KMH: How did you find out about Bernard?
RM: This whole Montreal thing started last year after the first issue got published. Manfred, the director from the Goethe Institut, got in touch with me when he was in town in Berlin and he tried to get a copy but we were already sold out. So he called me on the phone and said, “Hello, can we meet?” and then we met and we got along really well. And he proposed that we go to Montreal. It was kind of surreal back in the day. But it all happened really quickly.
I was in America in October last year, so I flew over for three days to Montreal. I went to the city bikes [Bixi], put on my helmet and I drove around for eight hours without ever having been to Canada, without any kind of research beforehand, and just drove based on my intuition. I remember I drove down Bernard and it was such a powerful street because after Parc it changes completely. It was just my gut telling me it was the right street. Then I came back to Berlin and we started doing the research. We couldn’t be happier right now.

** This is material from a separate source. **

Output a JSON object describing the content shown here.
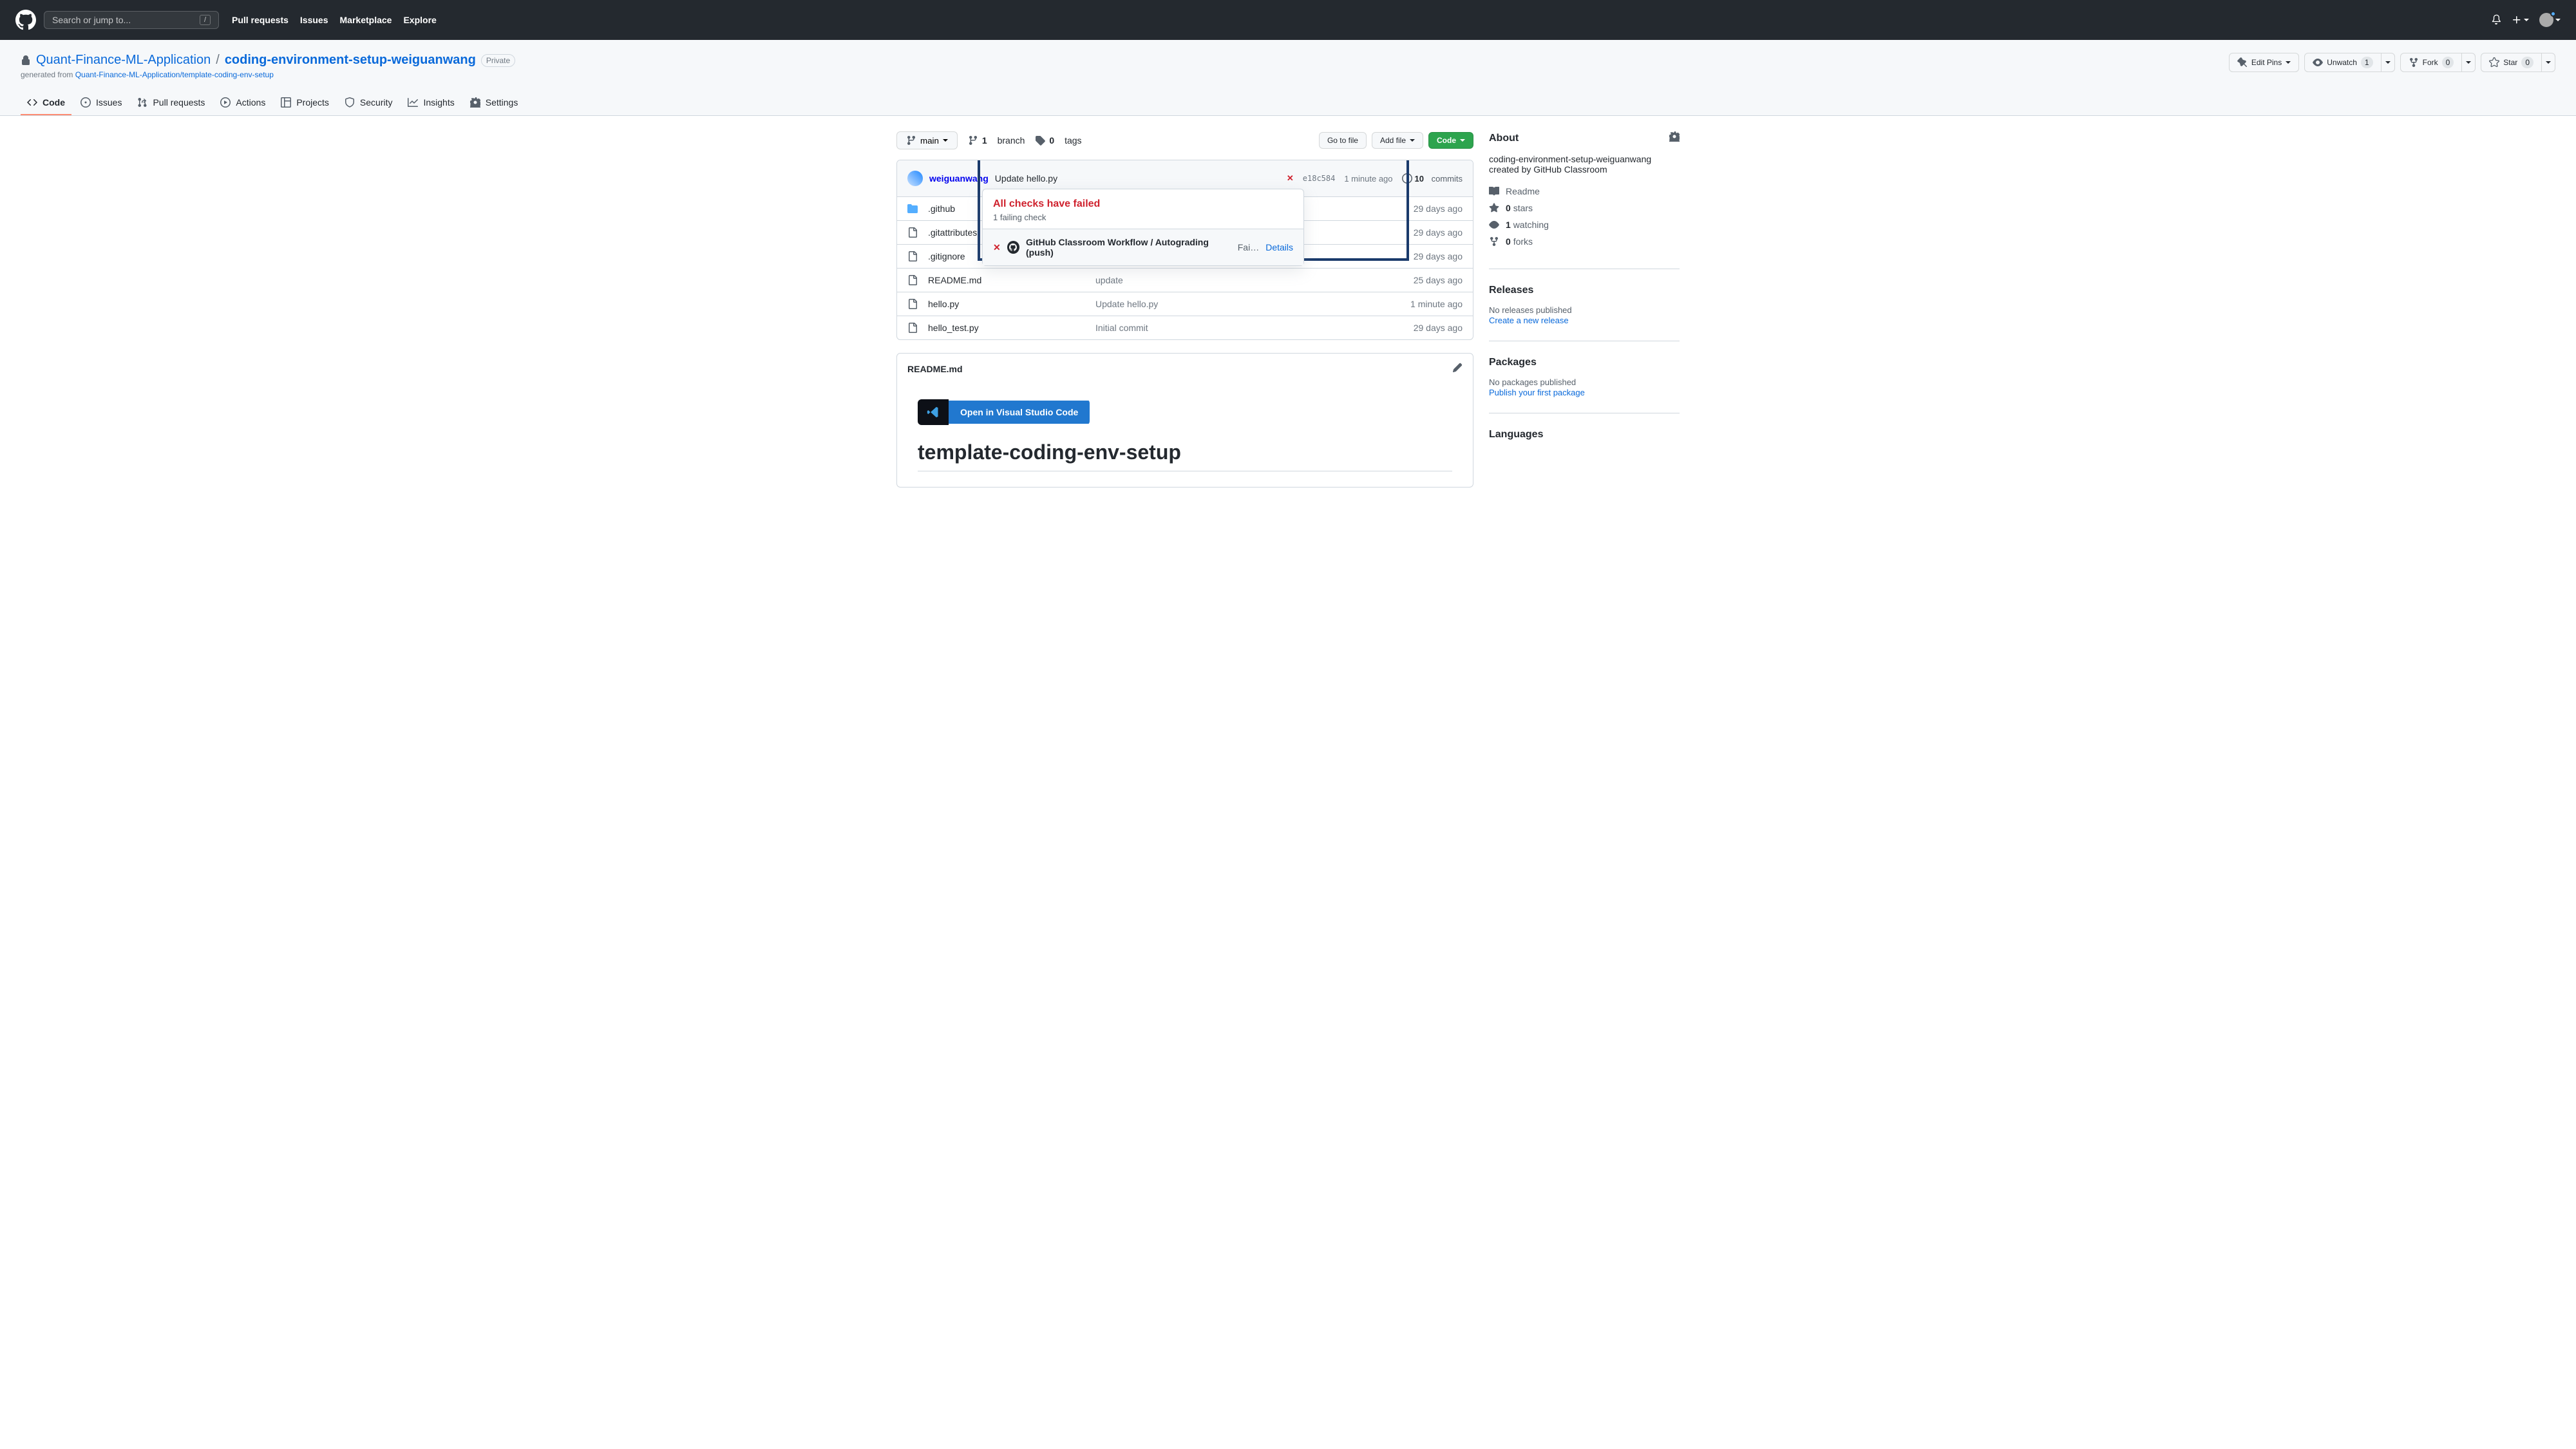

KMH: Where are you going to go next?
RM: We have to always start planning ahead, as we announce the next city in this issue. I think we might end up in Italy. Definitely back in Europe. ■
Flaneur’s Bernard issue will hit newsstands in June.They’ll be in town until the end of April.